* _GIVEN DATA_:

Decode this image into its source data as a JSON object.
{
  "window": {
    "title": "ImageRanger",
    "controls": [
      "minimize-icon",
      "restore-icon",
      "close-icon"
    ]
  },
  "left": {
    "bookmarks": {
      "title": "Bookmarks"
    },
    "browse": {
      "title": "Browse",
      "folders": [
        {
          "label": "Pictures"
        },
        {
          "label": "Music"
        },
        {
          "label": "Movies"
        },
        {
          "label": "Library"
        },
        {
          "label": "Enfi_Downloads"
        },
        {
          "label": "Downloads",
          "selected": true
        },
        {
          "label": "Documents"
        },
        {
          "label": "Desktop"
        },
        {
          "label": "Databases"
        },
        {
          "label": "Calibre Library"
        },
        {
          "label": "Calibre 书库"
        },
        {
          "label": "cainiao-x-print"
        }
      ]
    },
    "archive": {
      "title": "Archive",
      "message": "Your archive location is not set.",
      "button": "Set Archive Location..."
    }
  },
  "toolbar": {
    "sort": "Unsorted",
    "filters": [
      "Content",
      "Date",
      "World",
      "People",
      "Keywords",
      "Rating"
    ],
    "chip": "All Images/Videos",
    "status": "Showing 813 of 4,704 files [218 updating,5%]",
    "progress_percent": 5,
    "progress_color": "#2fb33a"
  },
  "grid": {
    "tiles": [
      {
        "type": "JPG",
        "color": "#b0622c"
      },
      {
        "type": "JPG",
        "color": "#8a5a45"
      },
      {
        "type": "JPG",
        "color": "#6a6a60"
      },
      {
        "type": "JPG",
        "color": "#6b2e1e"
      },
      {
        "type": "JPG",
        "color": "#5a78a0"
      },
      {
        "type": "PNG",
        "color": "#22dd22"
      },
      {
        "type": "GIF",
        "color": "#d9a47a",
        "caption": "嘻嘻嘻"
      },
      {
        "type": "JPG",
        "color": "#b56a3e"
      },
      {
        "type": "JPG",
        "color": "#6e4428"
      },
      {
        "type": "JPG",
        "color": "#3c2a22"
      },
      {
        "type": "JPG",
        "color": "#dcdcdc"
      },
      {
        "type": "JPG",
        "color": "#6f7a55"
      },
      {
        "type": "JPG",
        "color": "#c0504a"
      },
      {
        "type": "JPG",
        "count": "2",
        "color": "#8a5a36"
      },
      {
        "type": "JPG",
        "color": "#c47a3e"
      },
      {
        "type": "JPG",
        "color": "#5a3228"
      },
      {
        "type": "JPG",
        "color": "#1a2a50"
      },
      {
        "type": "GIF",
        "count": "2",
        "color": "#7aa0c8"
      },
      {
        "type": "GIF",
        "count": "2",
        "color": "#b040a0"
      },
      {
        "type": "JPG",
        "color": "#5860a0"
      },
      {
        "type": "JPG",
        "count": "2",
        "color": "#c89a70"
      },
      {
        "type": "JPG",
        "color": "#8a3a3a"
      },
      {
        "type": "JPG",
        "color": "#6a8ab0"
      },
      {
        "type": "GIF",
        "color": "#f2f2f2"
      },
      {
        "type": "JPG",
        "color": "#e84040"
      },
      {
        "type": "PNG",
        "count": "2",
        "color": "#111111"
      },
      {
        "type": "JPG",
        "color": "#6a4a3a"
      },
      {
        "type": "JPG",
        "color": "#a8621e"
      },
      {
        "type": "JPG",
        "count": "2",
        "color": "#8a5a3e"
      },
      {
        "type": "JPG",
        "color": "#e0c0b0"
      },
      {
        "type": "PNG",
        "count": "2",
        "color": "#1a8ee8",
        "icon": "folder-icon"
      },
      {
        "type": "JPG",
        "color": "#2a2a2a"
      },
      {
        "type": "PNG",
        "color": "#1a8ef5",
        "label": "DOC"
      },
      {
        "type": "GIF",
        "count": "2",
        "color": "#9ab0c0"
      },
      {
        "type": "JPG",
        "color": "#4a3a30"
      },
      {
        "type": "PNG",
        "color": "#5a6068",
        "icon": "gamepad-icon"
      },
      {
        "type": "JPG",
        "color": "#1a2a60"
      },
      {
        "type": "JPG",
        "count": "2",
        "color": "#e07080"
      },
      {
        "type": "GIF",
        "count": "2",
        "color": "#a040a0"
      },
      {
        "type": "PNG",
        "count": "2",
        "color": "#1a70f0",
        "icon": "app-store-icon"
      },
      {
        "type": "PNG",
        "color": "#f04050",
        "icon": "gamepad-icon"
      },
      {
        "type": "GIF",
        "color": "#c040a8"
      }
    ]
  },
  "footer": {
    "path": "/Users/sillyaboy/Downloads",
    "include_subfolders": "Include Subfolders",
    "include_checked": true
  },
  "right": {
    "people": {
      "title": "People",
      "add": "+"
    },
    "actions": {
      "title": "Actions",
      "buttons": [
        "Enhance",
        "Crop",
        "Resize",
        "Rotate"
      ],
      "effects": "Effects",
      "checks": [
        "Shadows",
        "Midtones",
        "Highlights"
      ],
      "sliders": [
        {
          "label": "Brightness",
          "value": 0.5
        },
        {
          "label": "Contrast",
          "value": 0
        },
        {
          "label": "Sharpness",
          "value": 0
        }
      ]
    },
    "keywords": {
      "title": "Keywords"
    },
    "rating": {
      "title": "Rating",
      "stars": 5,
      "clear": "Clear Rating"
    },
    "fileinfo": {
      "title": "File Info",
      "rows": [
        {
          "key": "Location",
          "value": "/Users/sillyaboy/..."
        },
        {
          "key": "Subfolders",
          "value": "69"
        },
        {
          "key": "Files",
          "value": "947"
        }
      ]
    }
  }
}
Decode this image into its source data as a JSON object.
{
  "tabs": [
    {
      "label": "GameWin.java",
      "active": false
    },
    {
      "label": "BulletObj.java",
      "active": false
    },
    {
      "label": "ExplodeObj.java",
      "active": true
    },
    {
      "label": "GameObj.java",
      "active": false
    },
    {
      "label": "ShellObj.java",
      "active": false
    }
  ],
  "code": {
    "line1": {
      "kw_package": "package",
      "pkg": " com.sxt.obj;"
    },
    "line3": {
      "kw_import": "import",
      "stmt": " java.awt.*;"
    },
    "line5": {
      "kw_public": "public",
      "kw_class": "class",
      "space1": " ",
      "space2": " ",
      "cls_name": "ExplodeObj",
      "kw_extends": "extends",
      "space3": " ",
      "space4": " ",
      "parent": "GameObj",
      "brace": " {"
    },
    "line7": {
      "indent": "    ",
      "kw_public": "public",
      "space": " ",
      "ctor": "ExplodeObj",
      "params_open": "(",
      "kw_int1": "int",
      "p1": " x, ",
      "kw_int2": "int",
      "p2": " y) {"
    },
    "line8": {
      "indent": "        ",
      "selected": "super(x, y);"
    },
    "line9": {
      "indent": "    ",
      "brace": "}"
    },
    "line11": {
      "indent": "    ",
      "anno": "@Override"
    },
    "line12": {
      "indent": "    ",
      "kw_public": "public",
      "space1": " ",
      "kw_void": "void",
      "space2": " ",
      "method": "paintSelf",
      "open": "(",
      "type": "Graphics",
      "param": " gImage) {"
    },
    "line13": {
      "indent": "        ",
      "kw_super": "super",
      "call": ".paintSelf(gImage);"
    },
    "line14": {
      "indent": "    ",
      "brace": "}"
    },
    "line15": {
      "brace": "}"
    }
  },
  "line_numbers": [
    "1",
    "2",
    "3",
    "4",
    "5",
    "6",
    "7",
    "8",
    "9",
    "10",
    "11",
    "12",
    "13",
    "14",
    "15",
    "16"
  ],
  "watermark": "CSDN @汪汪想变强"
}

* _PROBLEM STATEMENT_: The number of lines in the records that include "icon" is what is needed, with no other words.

* _COMPLETED EXERCISE_: 7